Work order: Leave every image out, and print the remaining lines below exactly.

Dataset entries: Begin

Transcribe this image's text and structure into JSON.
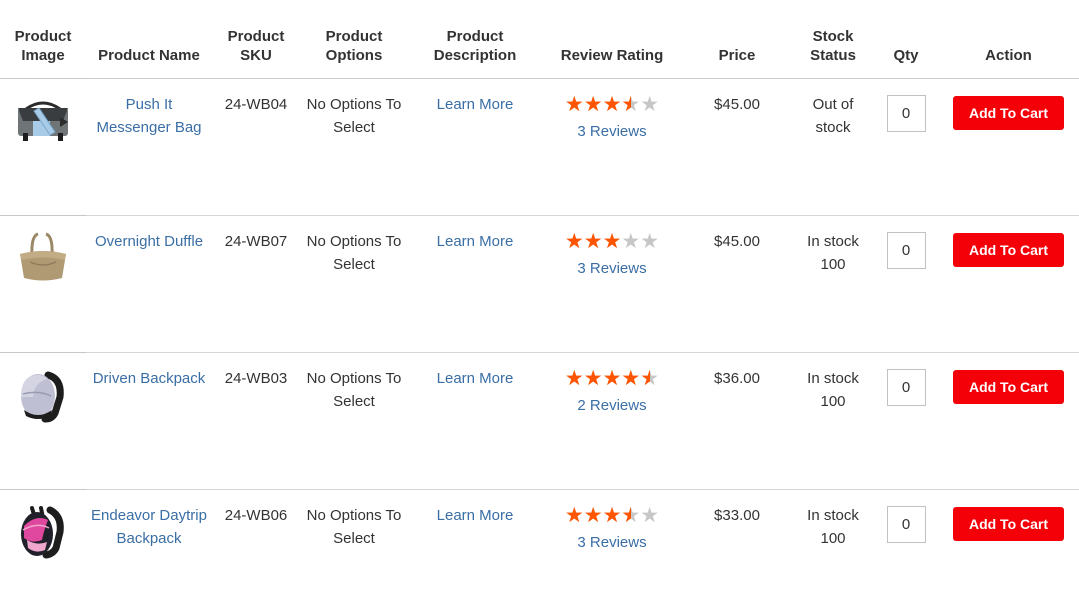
{
  "table": {
    "headers": [
      {
        "id": "product-image",
        "label": "Product Image"
      },
      {
        "id": "product-name",
        "label": "Product Name"
      },
      {
        "id": "product-sku",
        "label": "Product SKU"
      },
      {
        "id": "product-options",
        "label": "Product Options"
      },
      {
        "id": "product-description",
        "label": "Product Description"
      },
      {
        "id": "review-rating",
        "label": "Review Rating"
      },
      {
        "id": "price",
        "label": "Price"
      },
      {
        "id": "stock-status",
        "label": "Stock Status"
      },
      {
        "id": "qty",
        "label": "Qty"
      },
      {
        "id": "action",
        "label": "Action"
      }
    ],
    "rows": [
      {
        "image_icon": "messenger-bag-thumbnail",
        "name": "Push It Messenger Bag",
        "sku": "24-WB04",
        "options": "No Options To Select",
        "description_link": "Learn More",
        "rating_stars": 3.5,
        "reviews": "3 Reviews",
        "price": "$45.00",
        "stock_status": "Out of stock",
        "stock_qty": "",
        "qty_value": "0",
        "action_label": "Add To Cart"
      },
      {
        "image_icon": "duffle-bag-thumbnail",
        "name": "Overnight Duffle",
        "sku": "24-WB07",
        "options": "No Options To Select",
        "description_link": "Learn More",
        "rating_stars": 3,
        "reviews": "3 Reviews",
        "price": "$45.00",
        "stock_status": "In stock",
        "stock_qty": "100",
        "qty_value": "0",
        "action_label": "Add To Cart"
      },
      {
        "image_icon": "driven-backpack-thumbnail",
        "name": "Driven Backpack",
        "sku": "24-WB03",
        "options": "No Options To Select",
        "description_link": "Learn More",
        "rating_stars": 4.5,
        "reviews": "2 Reviews",
        "price": "$36.00",
        "stock_status": "In stock",
        "stock_qty": "100",
        "qty_value": "0",
        "action_label": "Add To Cart"
      },
      {
        "image_icon": "daytrip-backpack-thumbnail",
        "name": "Endeavor Daytrip Backpack",
        "sku": "24-WB06",
        "options": "No Options To Select",
        "description_link": "Learn More",
        "rating_stars": 3.5,
        "reviews": "3 Reviews",
        "price": "$33.00",
        "stock_status": "In stock",
        "stock_qty": "100",
        "qty_value": "0",
        "action_label": "Add To Cart"
      }
    ]
  },
  "colors": {
    "star_filled": "#ff5501",
    "star_empty": "#c7c7c7",
    "link": "#3a6ea5",
    "cart_button": "#f40009",
    "text": "#333333",
    "row_border": "#d6d6d6"
  }
}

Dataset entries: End

Task solution:
Transcribe this image's text and structure into JSON.
{
  "table": {
    "headers": [
      {
        "id": "product-image",
        "label": "Product Image"
      },
      {
        "id": "product-name",
        "label": "Product Name"
      },
      {
        "id": "product-sku",
        "label": "Product SKU"
      },
      {
        "id": "product-options",
        "label": "Product Options"
      },
      {
        "id": "product-description",
        "label": "Product Description"
      },
      {
        "id": "review-rating",
        "label": "Review Rating"
      },
      {
        "id": "price",
        "label": "Price"
      },
      {
        "id": "stock-status",
        "label": "Stock Status"
      },
      {
        "id": "qty",
        "label": "Qty"
      },
      {
        "id": "action",
        "label": "Action"
      }
    ],
    "rows": [
      {
        "image_icon": "messenger-bag-thumbnail",
        "name": "Push It Messenger Bag",
        "sku": "24-WB04",
        "options": "No Options To Select",
        "description_link": "Learn More",
        "rating_stars": 3.5,
        "reviews": "3 Reviews",
        "price": "$45.00",
        "stock_status": "Out of stock",
        "stock_qty": "",
        "qty_value": "0",
        "action_label": "Add To Cart"
      },
      {
        "image_icon": "duffle-bag-thumbnail",
        "name": "Overnight Duffle",
        "sku": "24-WB07",
        "options": "No Options To Select",
        "description_link": "Learn More",
        "rating_stars": 3,
        "reviews": "3 Reviews",
        "price": "$45.00",
        "stock_status": "In stock",
        "stock_qty": "100",
        "qty_value": "0",
        "action_label": "Add To Cart"
      },
      {
        "image_icon": "driven-backpack-thumbnail",
        "name": "Driven Backpack",
        "sku": "24-WB03",
        "options": "No Options To Select",
        "description_link": "Learn More",
        "rating_stars": 4.5,
        "reviews": "2 Reviews",
        "price": "$36.00",
        "stock_status": "In stock",
        "stock_qty": "100",
        "qty_value": "0",
        "action_label": "Add To Cart"
      },
      {
        "image_icon": "daytrip-backpack-thumbnail",
        "name": "Endeavor Daytrip Backpack",
        "sku": "24-WB06",
        "options": "No Options To Select",
        "description_link": "Learn More",
        "rating_stars": 3.5,
        "reviews": "3 Reviews",
        "price": "$33.00",
        "stock_status": "In stock",
        "stock_qty": "100",
        "qty_value": "0",
        "action_label": "Add To Cart"
      }
    ]
  },
  "colors": {
    "star_filled": "#ff5501",
    "star_empty": "#c7c7c7",
    "link": "#3a6ea5",
    "cart_button": "#f40009",
    "text": "#333333",
    "row_border": "#d6d6d6"
  }
}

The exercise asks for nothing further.